Moss Kendrix began making his mark in public relations while still a student at Morehouse College in the mid-1930s. As the editor of the school’s Maroon Tiger newspaper and a member of Alpha Phi Alpha fraternity, he co-founded the Phi Delta Delta Journalism Society, the first and only society of its kind for African American journalism students. Just after graduating from Morehouse in 1939, he created National Newspaper Week to “generate much needed recognition of America’s Negro press and their importance to our community.” That recognition remains today in the form of Black Press Week, observed annually by the National Newspaper Publishers Association (NNPA).
In 1944, Kendrix became director of public relations for the Republic of Liberia’s Centennial Celebration. That same year, he founded his own public relations firm in Washington, DC, The Moss Kendrix Organization. His firm was responsible for several major corporate accounts targeting African American consumers. His client list included Carnation, the National Education Association, the Republic of Liberia and Ford Motor Company. And his was the first Black firm to be retained by the Coca Cola Company in the early 1950s after Kendrix submitted a comprehensive plan to company executives on how to market to the African American community. He became an integral part of Coca Cola’s product promotion efforts.
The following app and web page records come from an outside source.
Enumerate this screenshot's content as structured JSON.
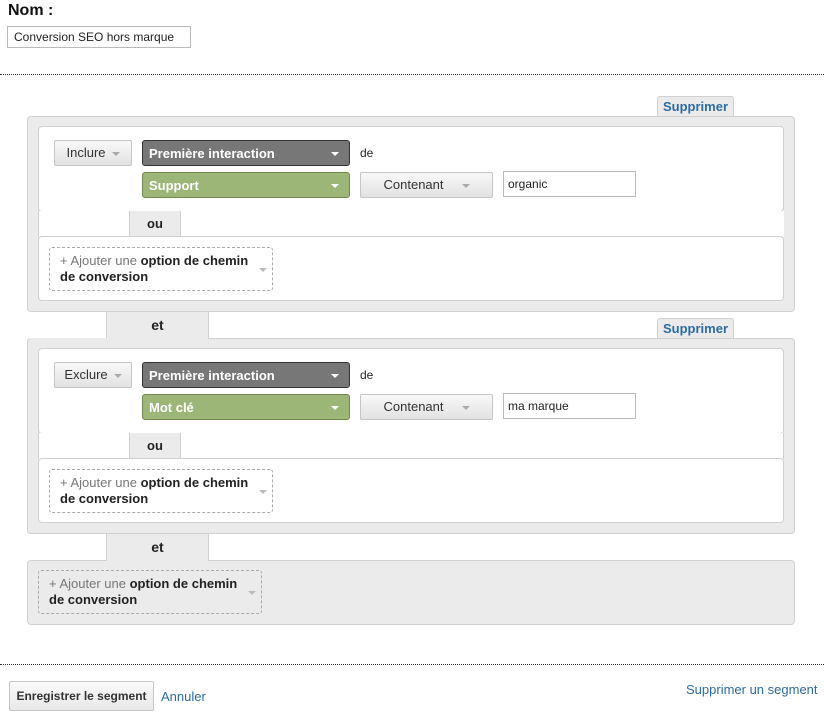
{
  "name_field": {
    "label": "Nom :",
    "value": "Conversion SEO hors marque"
  },
  "conditions": [
    {
      "delete_label": "Supprimer",
      "mode": "Inclure",
      "interaction": "Première interaction",
      "of_label": "de",
      "dimension": "Support",
      "operator": "Contenant",
      "value": "organic",
      "or_label": "ou",
      "add_option": {
        "prefix": "+ Ajouter une",
        "bold": "option de chemin",
        "bold2": "de conversion"
      }
    },
    {
      "delete_label": "Supprimer",
      "mode": "Exclure",
      "interaction": "Première interaction",
      "of_label": "de",
      "dimension": "Mot clé",
      "operator": "Contenant",
      "value": "ma marque",
      "or_label": "ou",
      "add_option": {
        "prefix": "+ Ajouter une",
        "bold": "option de chemin",
        "bold2": "de conversion"
      }
    }
  ],
  "and_label": "et",
  "final_add_option": {
    "prefix": "+ Ajouter une",
    "bold": "option de chemin",
    "bold2": "de conversion"
  },
  "footer": {
    "save_label": "Enregistrer le segment",
    "cancel_label": "Annuler",
    "delete_segment_label": "Supprimer un segment"
  },
  "colors": {
    "link": "#2b6ca3",
    "interaction_select": "#777777",
    "dimension_select": "#9bb676"
  }
}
Kendrix was also the first African American public relations practitioner to have his own weekly radio program called “Profiles of Our Times” on Washington’s WWDC. Rounding out his legacy of innovation, Moss Kendrix created the National Association of Market Developers in 1953 as a “support group for minorities in the public relations field.” The organization still exists today as the National Alliance of Market Developers, “An organization of professionals engaged in marketing, sales, sales promotion, advertising and public relations who are focused on the delivery of goods and services to the minority and urban consumer markets.”
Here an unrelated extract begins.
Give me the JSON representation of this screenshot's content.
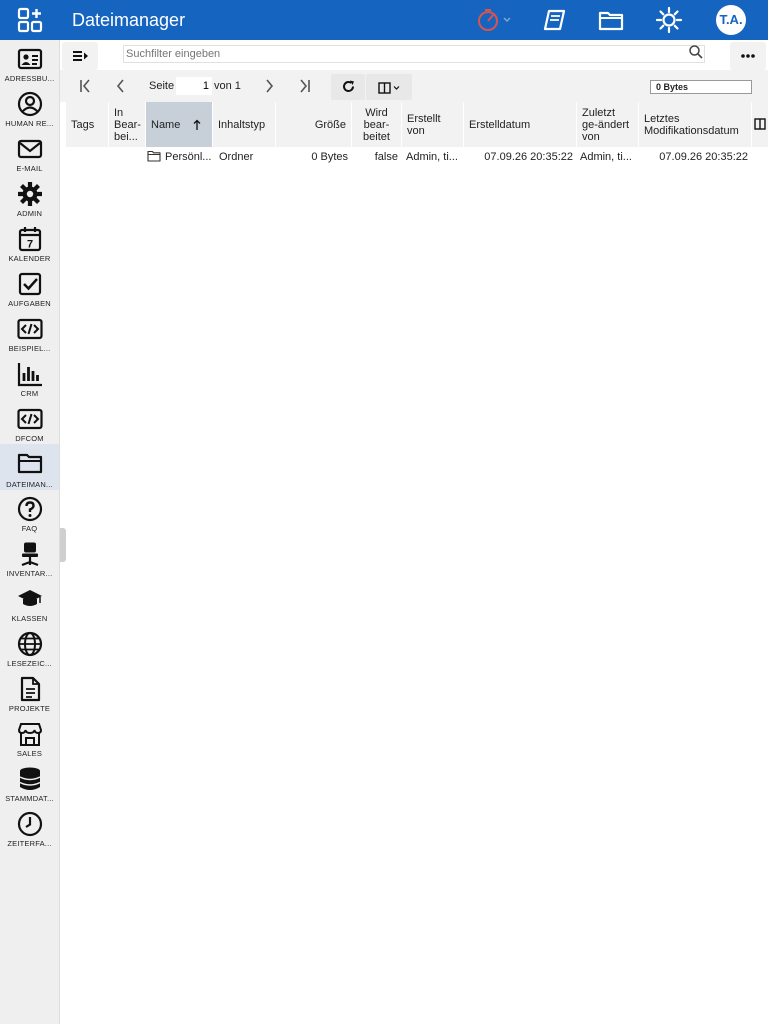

Like Pat Tobin, Moss Kendrix was a public relations pioneer who left a lasting legacy and a major imprint on the way African Americans were portrayed through the power of public relations and advertising. During his lifetime, he designed countless public relations and advertising campaigns that promoted African American visibility for news organizations, entertainers and corporate clients. Moss Kendrix died in 1989.
About the the GSMNS’s PR pioneer series
Please read, enjoy and most importantly share the following links with others about the stories of“real” African American PR pioneers:
The Global Social Media News Service, a news-gathering, reporting and distribution company, proudly presents the stories of an overlooked and underreported group of African American communication pioneers.
Decades before Scandal’s Olivia Pope confidently sashayed across America’s television screens; had unchecked access to a fictional White House; and “fixed” the screw-ups of her former Boss-In-Chief and others, there were real African American men and women who practiced public relations, often in less glamorous surroundings and with considerably less fanfare. Before there was the celluloid Olivia, there was a real Moss Kendrix, D. Parke Gibson, Ofield Dukes and Pat Tobin.
Finally, there are many, many more men and women nationwide poised to take their places in Black PR history: Terrie Williams and former NBPRS President Deborah Hyman (New York); Bruce Crawley and current NBPRS President Richelle Payne (Philadelphia); Lauri Fitz, Gwen McKinney and Wendy Campbell (Washington, DC); David Thompson (Washington, DC); Michelle Flowers-Welch and NBPRS President Emeritus Wynona Redmond (Chicago); Jim Hill (Oakland); Kim Hunter (Los Angeles); and, of course, the “real” Oliva Pope, Judy Smith (Washington/Los Angeles).